“There is an overwhelming need for the government to introduce measures that we know will reduce alcohol harm and save lives such as proper controls on alcohol marketing, introducing minimum unit pricing in England like we already have in Scotland and Wales, and clearer alcohol labelling.”
The OECD’s report also found adults in the UK were more likely to say they vaped compared with other countries, but have lower than average smoking rates. Just 12.7% are current smokers in the UK, compared with an OECD average of 16%. However, almost one in 20 adults (4.9%) said they vaped regularly, compared with an average of 3.2%.
The report also found that the UK spends more on healthcare than comparable countries but has fewer hospital beds and diagnostic tools and pays nurses less.
The UK spends a higher than average proportion of GDP on “health system resources” – spending about 11.3% of its GDP on health in 2022.
Only five countries – the US, Germany, France, Japan and Austria – spend a greater proportion, according to the OECD report.
However, despite being one of the biggest spenders, the UK does not rank favourably on a number of healthcare measures, the report suggested.
Across the countries studied by the OECD, there were on average 4.3 hospital beds for every 1,000 people in the population in 2021.
But in the UK it was 2.4 beds for every 1,000 people, with just Mexico, Costa Rica, Colombia, Chile and Sweden reporting fewer beds.
It also has fewer MRI, CT and PET scanners compared with most of the other countries examined in the OECD’s health at a glance report.
The report also concluded that on average across OECD countries, the remuneration of hospital nurses in 2021 was 20% above the average wage of all employees.
But in the UK, Switzerland, Finland and Latvia, nurses made less than the average worker, the OECD said.
Professor Nicola Ranger, chief nurse at the Royal College of Nursing, said: “Politicians should see this as an indictment. On the day the government will only give the NHS a passing reference in the king’s speech, the UK is being shown up.
“The NHS is spending the money but not in the right places, like billions on agencies rather than valuing permanent staff.”
A Department of Health and Social Care spokesperson said: “This report uses data from 2021 and since then we have made significant progress to boost bed numbers and diagnostic capacity.
“The NHS has met its target to roll out 10,000 hospital at home beds ahead of winter and is also delivering 5,000 more permanent hospital beds.
“We will also meet our target to open 160 community diagnostic centres a year early, as a result of the largest central cash investment in MRI and CT scanning capacity in the history of the NHS.

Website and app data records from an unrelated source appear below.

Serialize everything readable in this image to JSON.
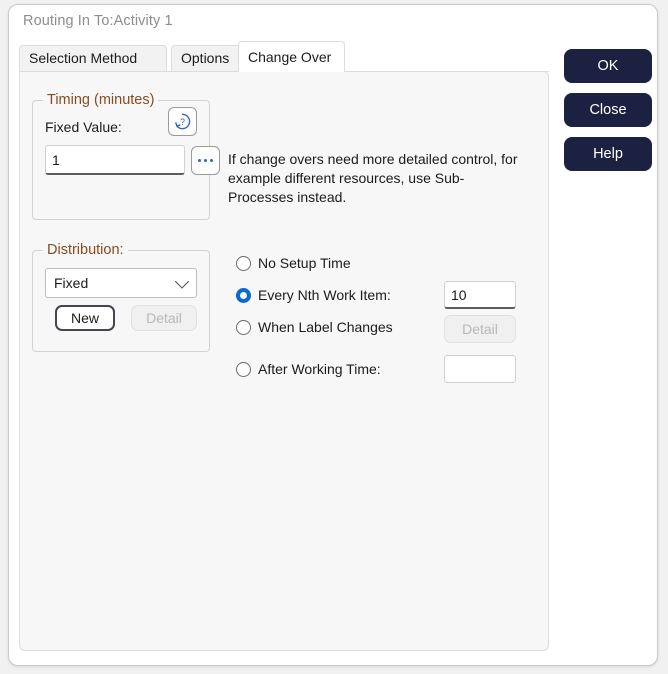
{
  "window": {
    "title": "Routing In To:Activity 1"
  },
  "tabs": [
    {
      "label": "Selection Method",
      "active": false
    },
    {
      "label": "Options",
      "active": false
    },
    {
      "label": "Change Over",
      "active": true
    }
  ],
  "timing_group": {
    "title": "Timing (minutes)",
    "fixed_value_label": "Fixed Value:",
    "fixed_value": "1",
    "fixed_value_placeholder": "",
    "help_icon": "help-circle-icon",
    "browse_icon": "ellipsis-icon"
  },
  "distribution_group": {
    "title": "Distribution:",
    "selected": "Fixed",
    "options": [
      "Fixed"
    ],
    "new_button": "New",
    "detail_button": "Detail",
    "detail_disabled": true
  },
  "info": {
    "text": "If change overs need more detailed control, for example different resources, use Sub-Processes instead."
  },
  "setup_options": {
    "no_setup_time": {
      "label": "No Setup Time",
      "checked": false
    },
    "every_nth": {
      "label": "Every Nth Work Item:",
      "checked": true,
      "value": "10"
    },
    "label_changes": {
      "label": "When Label Changes",
      "checked": false,
      "detail_button": "Detail",
      "detail_disabled": true
    },
    "after_working_time": {
      "label": "After Working Time:",
      "checked": false,
      "value": ""
    }
  },
  "actions": {
    "ok": "OK",
    "close": "Close",
    "help": "Help"
  },
  "colors": {
    "action_button": "#1d2141",
    "group_title": "#8a4b20",
    "radio_accent": "#0a68d0",
    "panel_bg": "#f7f7f7",
    "title_text": "#8d8d8d"
  }
}
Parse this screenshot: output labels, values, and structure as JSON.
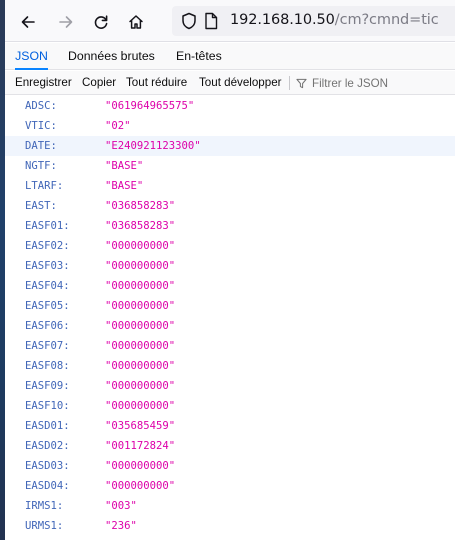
{
  "browser": {
    "url_host": "192.168.10.50",
    "url_path": "/cm?cmnd=tic"
  },
  "viewer": {
    "tabs": [
      {
        "label": "JSON"
      },
      {
        "label": "Données brutes"
      },
      {
        "label": "En-têtes"
      }
    ],
    "toolbar": {
      "save": "Enregistrer",
      "copy": "Copier",
      "collapse_all": "Tout réduire",
      "expand_all": "Tout développer",
      "filter_placeholder": "Filtrer le JSON"
    }
  },
  "json_rows": [
    {
      "key": "ADSC:",
      "value": "\"061964965575\""
    },
    {
      "key": "VTIC:",
      "value": "\"02\""
    },
    {
      "key": "DATE:",
      "value": "\"E240921123300\""
    },
    {
      "key": "NGTF:",
      "value": "\"BASE\""
    },
    {
      "key": "LTARF:",
      "value": "\"BASE\""
    },
    {
      "key": "EAST:",
      "value": "\"036858283\""
    },
    {
      "key": "EASF01:",
      "value": "\"036858283\""
    },
    {
      "key": "EASF02:",
      "value": "\"000000000\""
    },
    {
      "key": "EASF03:",
      "value": "\"000000000\""
    },
    {
      "key": "EASF04:",
      "value": "\"000000000\""
    },
    {
      "key": "EASF05:",
      "value": "\"000000000\""
    },
    {
      "key": "EASF06:",
      "value": "\"000000000\""
    },
    {
      "key": "EASF07:",
      "value": "\"000000000\""
    },
    {
      "key": "EASF08:",
      "value": "\"000000000\""
    },
    {
      "key": "EASF09:",
      "value": "\"000000000\""
    },
    {
      "key": "EASF10:",
      "value": "\"000000000\""
    },
    {
      "key": "EASD01:",
      "value": "\"035685459\""
    },
    {
      "key": "EASD02:",
      "value": "\"001172824\""
    },
    {
      "key": "EASD03:",
      "value": "\"000000000\""
    },
    {
      "key": "EASD04:",
      "value": "\"000000000\""
    },
    {
      "key": "IRMS1:",
      "value": "\"003\""
    },
    {
      "key": "URMS1:",
      "value": "\"236\""
    }
  ],
  "highlighted_row": 2,
  "icons": [
    "back-arrow-icon",
    "forward-arrow-icon",
    "reload-icon",
    "home-icon",
    "shield-icon",
    "page-icon",
    "filter-icon"
  ],
  "colors": {
    "key": "#4166b8",
    "value": "#dd00a9",
    "active_tab": "#0060df",
    "highlight_row": "#f0f5fd"
  }
}
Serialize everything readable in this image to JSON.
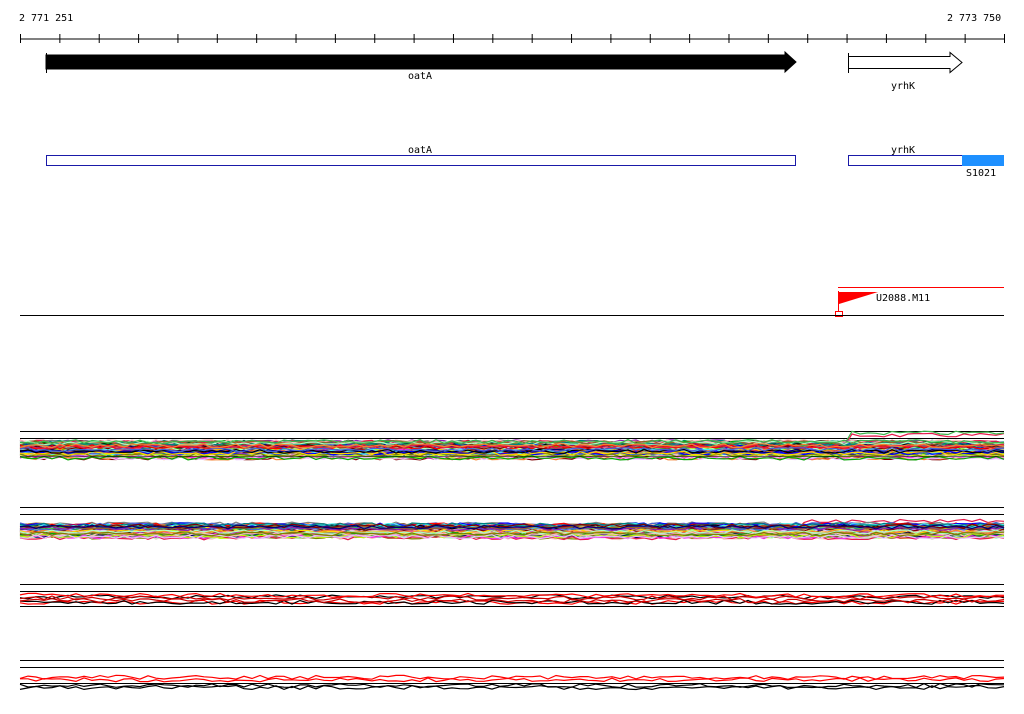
{
  "ruler": {
    "start_label": "2 771 251",
    "end_label": "2 773 750"
  },
  "genes": [
    {
      "name": "oatA",
      "strand": "+",
      "style": "filled"
    },
    {
      "name": "yrhK",
      "strand": "+",
      "style": "outline"
    }
  ],
  "features": [
    {
      "name": "oatA",
      "kind": "cds"
    },
    {
      "name": "yrhK",
      "kind": "cds"
    },
    {
      "name": "S1021",
      "kind": "region"
    }
  ],
  "marker": {
    "name": "U2088.M11"
  },
  "colors": {
    "gene_fill": "#000000",
    "feature_outline": "#1a1aa8",
    "feature_region": "#1e90ff",
    "marker": "#ff0000",
    "axis": "#000000"
  },
  "icons": {
    "marker": "red-flag-icon"
  }
}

“Over one million staff including nurses have received a 5% pay rise for 2023-24 alongside two one-off payments, this is on top of a pay rise worth 5.5% for newly qualified nurses in 2022-23.”